Element data from apps and pages:
'''
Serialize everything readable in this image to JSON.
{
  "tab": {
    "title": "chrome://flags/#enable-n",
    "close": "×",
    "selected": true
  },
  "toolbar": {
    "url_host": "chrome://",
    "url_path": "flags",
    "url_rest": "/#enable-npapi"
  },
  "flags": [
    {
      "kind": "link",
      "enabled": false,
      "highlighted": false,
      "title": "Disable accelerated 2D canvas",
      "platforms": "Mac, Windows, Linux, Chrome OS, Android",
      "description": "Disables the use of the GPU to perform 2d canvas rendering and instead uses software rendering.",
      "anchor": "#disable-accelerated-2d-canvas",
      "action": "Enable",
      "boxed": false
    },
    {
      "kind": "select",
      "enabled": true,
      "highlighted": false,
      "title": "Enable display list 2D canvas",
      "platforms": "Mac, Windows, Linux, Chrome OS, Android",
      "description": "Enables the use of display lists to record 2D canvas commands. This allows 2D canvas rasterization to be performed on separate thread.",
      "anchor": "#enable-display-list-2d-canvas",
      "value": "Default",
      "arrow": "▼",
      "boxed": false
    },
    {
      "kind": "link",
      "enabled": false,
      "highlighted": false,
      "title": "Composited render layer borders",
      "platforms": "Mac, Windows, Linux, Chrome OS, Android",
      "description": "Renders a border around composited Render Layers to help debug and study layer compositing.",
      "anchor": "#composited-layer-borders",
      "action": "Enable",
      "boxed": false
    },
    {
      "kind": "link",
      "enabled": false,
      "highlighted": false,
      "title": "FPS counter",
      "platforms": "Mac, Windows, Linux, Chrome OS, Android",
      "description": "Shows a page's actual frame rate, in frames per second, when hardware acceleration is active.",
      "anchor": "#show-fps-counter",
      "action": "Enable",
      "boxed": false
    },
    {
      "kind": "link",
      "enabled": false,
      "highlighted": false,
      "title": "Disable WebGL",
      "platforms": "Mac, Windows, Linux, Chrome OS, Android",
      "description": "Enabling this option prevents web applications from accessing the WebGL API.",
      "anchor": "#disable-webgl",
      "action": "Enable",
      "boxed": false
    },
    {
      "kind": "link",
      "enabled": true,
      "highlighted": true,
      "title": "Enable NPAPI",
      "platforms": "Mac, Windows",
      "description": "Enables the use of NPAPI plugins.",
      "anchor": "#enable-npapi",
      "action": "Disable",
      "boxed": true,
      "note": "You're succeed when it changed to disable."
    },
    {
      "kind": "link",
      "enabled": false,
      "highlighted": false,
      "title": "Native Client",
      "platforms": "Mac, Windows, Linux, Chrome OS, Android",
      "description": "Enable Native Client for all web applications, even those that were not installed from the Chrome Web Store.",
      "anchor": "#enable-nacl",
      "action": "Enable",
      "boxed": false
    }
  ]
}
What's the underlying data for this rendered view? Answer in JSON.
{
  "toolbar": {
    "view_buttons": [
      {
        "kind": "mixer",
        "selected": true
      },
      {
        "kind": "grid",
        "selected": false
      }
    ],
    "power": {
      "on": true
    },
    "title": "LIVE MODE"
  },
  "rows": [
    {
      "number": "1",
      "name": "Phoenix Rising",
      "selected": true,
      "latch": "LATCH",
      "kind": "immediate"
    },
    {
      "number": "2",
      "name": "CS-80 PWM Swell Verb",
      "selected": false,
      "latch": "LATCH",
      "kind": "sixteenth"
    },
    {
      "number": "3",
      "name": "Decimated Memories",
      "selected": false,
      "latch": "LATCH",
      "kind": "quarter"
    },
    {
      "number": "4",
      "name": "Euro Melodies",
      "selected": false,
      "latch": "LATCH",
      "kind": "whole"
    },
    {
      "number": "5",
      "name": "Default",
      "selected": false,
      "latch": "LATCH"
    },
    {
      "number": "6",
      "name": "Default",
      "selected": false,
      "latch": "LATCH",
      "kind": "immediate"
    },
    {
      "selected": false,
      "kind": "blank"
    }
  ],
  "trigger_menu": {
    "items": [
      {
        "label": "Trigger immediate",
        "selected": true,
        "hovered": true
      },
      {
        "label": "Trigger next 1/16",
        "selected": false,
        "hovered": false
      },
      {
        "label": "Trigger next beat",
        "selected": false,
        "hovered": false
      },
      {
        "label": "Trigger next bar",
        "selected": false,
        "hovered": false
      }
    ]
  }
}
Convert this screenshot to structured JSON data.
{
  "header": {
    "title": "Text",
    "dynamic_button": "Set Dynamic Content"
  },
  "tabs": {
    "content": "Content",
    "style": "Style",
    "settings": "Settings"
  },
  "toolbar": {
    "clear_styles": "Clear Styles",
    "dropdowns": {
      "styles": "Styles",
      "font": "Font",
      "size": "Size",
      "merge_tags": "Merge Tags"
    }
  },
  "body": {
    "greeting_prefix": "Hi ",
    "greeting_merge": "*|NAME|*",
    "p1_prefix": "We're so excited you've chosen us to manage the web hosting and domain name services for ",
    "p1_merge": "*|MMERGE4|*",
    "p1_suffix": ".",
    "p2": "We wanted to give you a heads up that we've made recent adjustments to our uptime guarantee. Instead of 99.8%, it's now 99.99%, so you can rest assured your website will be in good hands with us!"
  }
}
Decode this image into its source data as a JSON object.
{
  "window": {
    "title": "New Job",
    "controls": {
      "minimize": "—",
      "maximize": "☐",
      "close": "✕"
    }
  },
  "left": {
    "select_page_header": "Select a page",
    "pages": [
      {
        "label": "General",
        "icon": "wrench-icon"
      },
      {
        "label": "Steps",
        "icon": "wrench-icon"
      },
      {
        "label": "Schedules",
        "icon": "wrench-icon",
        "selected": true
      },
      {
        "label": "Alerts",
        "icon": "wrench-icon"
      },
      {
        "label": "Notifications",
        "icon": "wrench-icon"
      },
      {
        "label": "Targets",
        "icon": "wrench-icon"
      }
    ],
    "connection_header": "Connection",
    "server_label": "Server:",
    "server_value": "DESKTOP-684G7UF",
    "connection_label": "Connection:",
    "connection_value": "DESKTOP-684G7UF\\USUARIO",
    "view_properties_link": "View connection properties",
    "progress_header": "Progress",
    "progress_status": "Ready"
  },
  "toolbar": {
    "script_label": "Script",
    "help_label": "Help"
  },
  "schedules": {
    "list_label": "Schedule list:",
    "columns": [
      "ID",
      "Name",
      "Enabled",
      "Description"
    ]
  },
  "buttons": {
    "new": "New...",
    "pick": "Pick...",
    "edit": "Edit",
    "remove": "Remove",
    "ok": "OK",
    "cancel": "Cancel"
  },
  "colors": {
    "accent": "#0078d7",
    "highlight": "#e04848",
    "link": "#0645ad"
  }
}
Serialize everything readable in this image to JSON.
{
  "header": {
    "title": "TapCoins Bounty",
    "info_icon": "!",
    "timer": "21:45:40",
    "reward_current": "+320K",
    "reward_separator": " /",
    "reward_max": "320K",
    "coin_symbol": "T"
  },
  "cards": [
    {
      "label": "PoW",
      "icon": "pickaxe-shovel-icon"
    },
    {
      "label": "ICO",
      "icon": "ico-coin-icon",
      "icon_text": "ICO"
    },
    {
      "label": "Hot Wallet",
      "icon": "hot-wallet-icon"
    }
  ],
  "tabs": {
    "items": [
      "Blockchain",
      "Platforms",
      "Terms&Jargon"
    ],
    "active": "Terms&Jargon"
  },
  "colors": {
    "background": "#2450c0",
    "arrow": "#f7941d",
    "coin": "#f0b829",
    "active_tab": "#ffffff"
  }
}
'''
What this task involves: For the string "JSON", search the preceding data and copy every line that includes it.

Response area:
Serialize everything readable in this image to JSON.
What's the underlying data for this rendered view? Answer in JSON.
Convert this screenshot to structured JSON data.
Decode this image into its source data as a JSON object.
Serialize everything readable in this image to JSON.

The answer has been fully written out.